ASSIGNMENT: Find every line below with the word "this" in it, and copy each one.

─── INFORMATION SUPPLIED ───

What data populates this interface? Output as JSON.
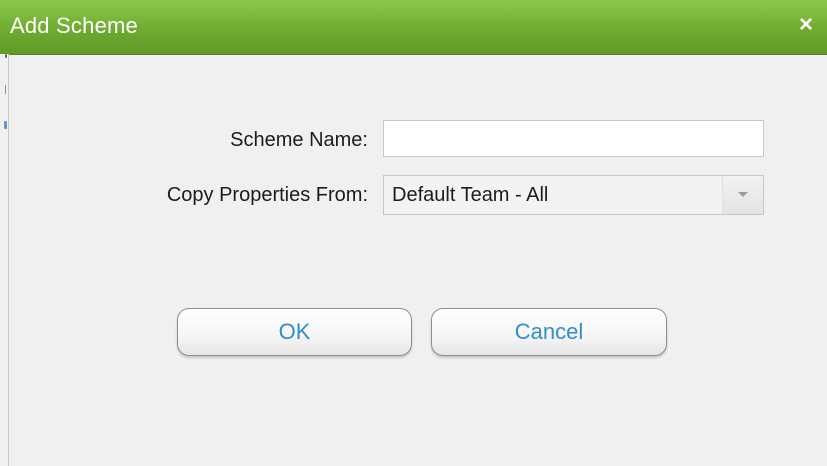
{
  "dialog": {
    "title": "Add Scheme",
    "close_icon": "close-icon"
  },
  "form": {
    "scheme_name_label": "Scheme Name:",
    "scheme_name_value": "",
    "copy_from_label": "Copy Properties From:",
    "copy_from_value": "Default Team - All",
    "dropdown_icon": "chevron-down-icon"
  },
  "buttons": {
    "ok_label": "OK",
    "cancel_label": "Cancel"
  },
  "colors": {
    "titlebar": "#6fab31",
    "button_text": "#2f8fcb",
    "background": "#f0f0f0"
  }
}
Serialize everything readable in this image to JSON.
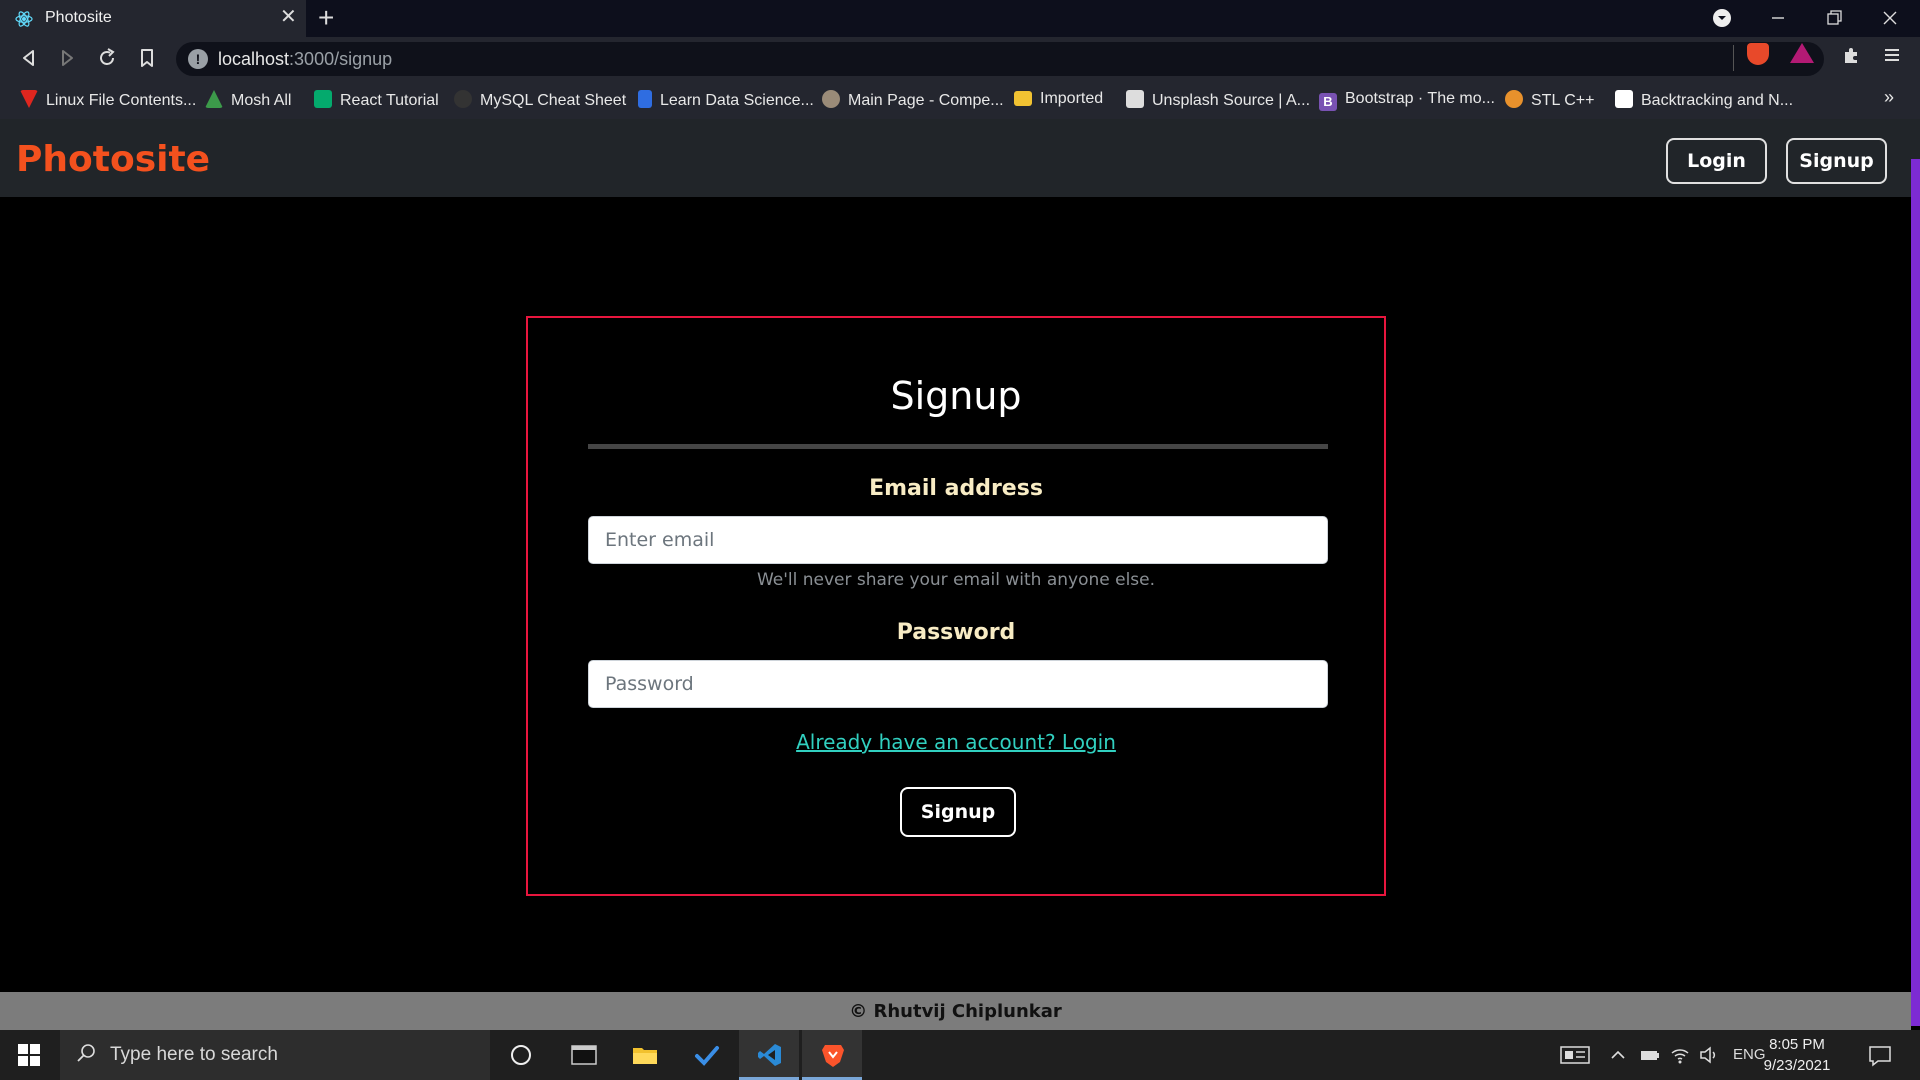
{
  "browser": {
    "tab_title": "Photosite",
    "tab_close": "✕",
    "new_tab": "+",
    "url_host": "localhost",
    "url_path": ":3000/signup",
    "bookmarks": [
      {
        "label": "Linux File Contents...",
        "icon": "linux-bookmark-icon",
        "color": "#e0261f"
      },
      {
        "label": "Mosh All",
        "icon": "google-drive-icon",
        "color": "#3c9a4a"
      },
      {
        "label": "React Tutorial",
        "icon": "w3schools-icon",
        "color": "#04aa6d"
      },
      {
        "label": "MySQL Cheat Sheet",
        "icon": "github-icon",
        "color": "#333333"
      },
      {
        "label": "Learn Data Science...",
        "icon": "docs-icon",
        "color": "#2f6de1"
      },
      {
        "label": "Main Page - Compe...",
        "icon": "wiki-icon",
        "color": "#9a8b78"
      },
      {
        "label": "Imported",
        "icon": "folder-icon",
        "color": "#f1c232"
      },
      {
        "label": "Unsplash Source | A...",
        "icon": "unsplash-icon",
        "color": "#ffffff"
      },
      {
        "label": "Bootstrap · The mo...",
        "icon": "bootstrap-icon",
        "color": "#7952b3"
      },
      {
        "label": "STL C++",
        "icon": "gfg-icon",
        "color": "#e8912c"
      },
      {
        "label": "Backtracking and N...",
        "icon": "leetcode-icon",
        "color": "#ffffff"
      }
    ],
    "bookmarks_overflow": "»"
  },
  "navbar": {
    "brand": "Photosite",
    "login_label": "Login",
    "signup_label": "Signup"
  },
  "form": {
    "title": "Signup",
    "email_label": "Email address",
    "email_placeholder": "Enter email",
    "email_help": "We'll never share your email with anyone else.",
    "password_label": "Password",
    "password_placeholder": "Password",
    "login_link": "Already have an account? Login",
    "submit_label": "Signup"
  },
  "footer": {
    "text": "© Rhutvij Chiplunkar"
  },
  "taskbar": {
    "search_placeholder": "Type here to search",
    "language": "ENG",
    "time": "8:05 PM",
    "date": "9/23/2021"
  },
  "colors": {
    "brand": "#f4511e",
    "card_border": "#e8163e",
    "link": "#31d0c0",
    "label": "#f8ecc4"
  }
}
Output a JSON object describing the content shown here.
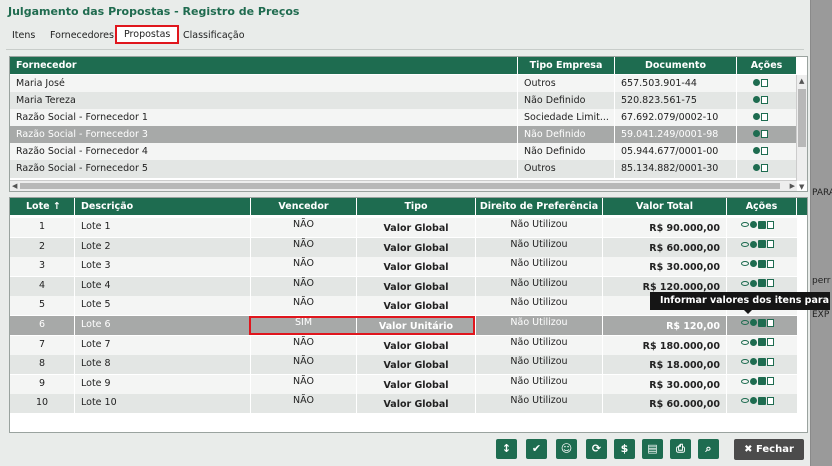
{
  "dialog": {
    "title": "Julgamento das Propostas - Registro de Preços"
  },
  "tabs": [
    "Itens",
    "Fornecedores",
    "Propostas",
    "Classificação"
  ],
  "suppliers": {
    "headers": [
      "Fornecedor",
      "Tipo Empresa",
      "Documento",
      "Ações"
    ],
    "rows": [
      [
        "Maria José",
        "Outros",
        "657.503.901-44"
      ],
      [
        "Maria Tereza",
        "Não Definido",
        "520.823.561-75"
      ],
      [
        "Razão Social - Fornecedor 1",
        "Sociedade Limit...",
        "67.692.079/0002-10"
      ],
      [
        "Razão Social - Fornecedor 3",
        "Não Definido",
        "59.041.249/0001-98"
      ],
      [
        "Razão Social - Fornecedor 4",
        "Não Definido",
        "05.944.677/0001-00"
      ],
      [
        "Razão Social - Fornecedor 5",
        "Outros",
        "85.134.882/0001-30"
      ]
    ]
  },
  "lots": {
    "headers": [
      "Lote ↑",
      "Descrição",
      "Vencedor",
      "Tipo",
      "Direito de Preferência",
      "Valor Total",
      "Ações"
    ],
    "rows": [
      [
        "1",
        "Lote 1",
        "NÃO",
        "Valor Global",
        "Não Utilizou",
        "R$ 90.000,00"
      ],
      [
        "2",
        "Lote 2",
        "NÃO",
        "Valor Global",
        "Não Utilizou",
        "R$ 60.000,00"
      ],
      [
        "3",
        "Lote 3",
        "NÃO",
        "Valor Global",
        "Não Utilizou",
        "R$ 30.000,00"
      ],
      [
        "4",
        "Lote 4",
        "NÃO",
        "Valor Global",
        "Não Utilizou",
        "R$ 120.000,00"
      ],
      [
        "5",
        "Lote 5",
        "NÃO",
        "Valor Global",
        "Não Utilizou",
        ""
      ],
      [
        "6",
        "Lote 6",
        "SIM",
        "Valor Unitário",
        "Não Utilizou",
        "R$ 120,00"
      ],
      [
        "7",
        "Lote 7",
        "NÃO",
        "Valor Global",
        "Não Utilizou",
        "R$ 180.000,00"
      ],
      [
        "8",
        "Lote 8",
        "NÃO",
        "Valor Global",
        "Não Utilizou",
        "R$ 18.000,00"
      ],
      [
        "9",
        "Lote 9",
        "NÃO",
        "Valor Global",
        "Não Utilizou",
        "R$ 30.000,00"
      ],
      [
        "10",
        "Lote 10",
        "NÃO",
        "Valor Global",
        "Não Utilizou",
        "R$ 60.000,00"
      ]
    ]
  },
  "tooltip": "Informar valores dos itens para o lote",
  "toolbar": {
    "icons": [
      "sort-icon",
      "check-icon",
      "users-icon",
      "refresh-icon",
      "dollar-icon",
      "document-icon",
      "print-icon",
      "search-icon"
    ],
    "glyphs": [
      "↕",
      "✔",
      "☺",
      "⟳",
      "$",
      "▤",
      "⎙",
      "⌕"
    ],
    "close_label": "✖ Fechar"
  },
  "background": {
    "texts": [
      "PARA",
      "perr",
      "EXP"
    ]
  }
}
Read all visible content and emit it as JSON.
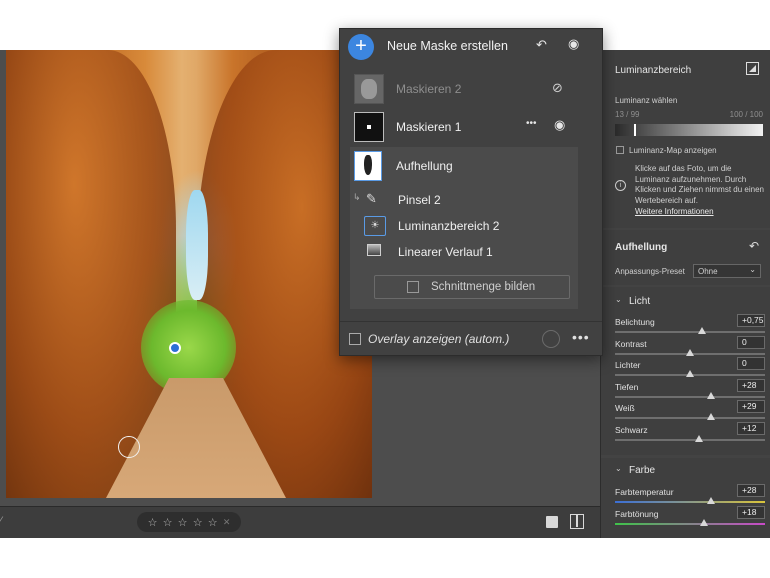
{
  "mask_panel": {
    "title": "Neue Maske erstellen",
    "add_symbol": "+",
    "masks": [
      {
        "label": "Maskieren 2",
        "hidden": true
      },
      {
        "label": "Maskieren 1",
        "hidden": false
      }
    ],
    "more_symbol": "•••",
    "adjustment_label": "Aufhellung",
    "components": [
      {
        "label": "Pinsel 2",
        "icon": "brush-icon"
      },
      {
        "label": "Luminanzbereich 2",
        "icon": "luminance-range-icon"
      },
      {
        "label": "Linearer Verlauf 1",
        "icon": "linear-gradient-icon"
      }
    ],
    "intersect_label": "Schnittmenge bilden",
    "overlay_label": "Overlay anzeigen (autom.)"
  },
  "right_panel": {
    "luminance": {
      "title": "Luminanzbereich",
      "choose_label": "Luminanz wählen",
      "range_left": "13 / 99",
      "range_right": "100 / 100",
      "map_label": "Luminanz-Map anzeigen",
      "info_text": "Klicke auf das Foto, um die Luminanz aufzunehmen. Durch Klicken und Ziehen nimmst du einen Wertebereich auf.",
      "info_link": "Weitere Informationen"
    },
    "adjust": {
      "title": "Aufhellung",
      "preset_label": "Anpassungs-Preset",
      "preset_value": "Ohne"
    },
    "light": {
      "title": "Licht",
      "sliders": [
        {
          "label": "Belichtung",
          "value": "+0,75",
          "pos": 0.58
        },
        {
          "label": "Kontrast",
          "value": "0",
          "pos": 0.5
        },
        {
          "label": "Lichter",
          "value": "0",
          "pos": 0.5
        },
        {
          "label": "Tiefen",
          "value": "+28",
          "pos": 0.64
        },
        {
          "label": "Weiß",
          "value": "+29",
          "pos": 0.64
        },
        {
          "label": "Schwarz",
          "value": "+12",
          "pos": 0.56
        }
      ]
    },
    "color": {
      "title": "Farbe",
      "sliders": [
        {
          "label": "Farbtemperatur",
          "value": "+28",
          "pos": 0.64
        },
        {
          "label": "Farbtönung",
          "value": "+18",
          "pos": 0.59
        }
      ]
    }
  },
  "bottom_bar": {
    "stars": [
      "☆",
      "☆",
      "☆",
      "☆",
      "☆"
    ],
    "trash": "🗑"
  },
  "colors": {
    "accent": "#3c86e0",
    "panel_bg": "#414141"
  }
}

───

OUTPUT OF THE EXERCISE:
What data populates this interface? Output as JSON.
Serialize everything readable in this image to JSON.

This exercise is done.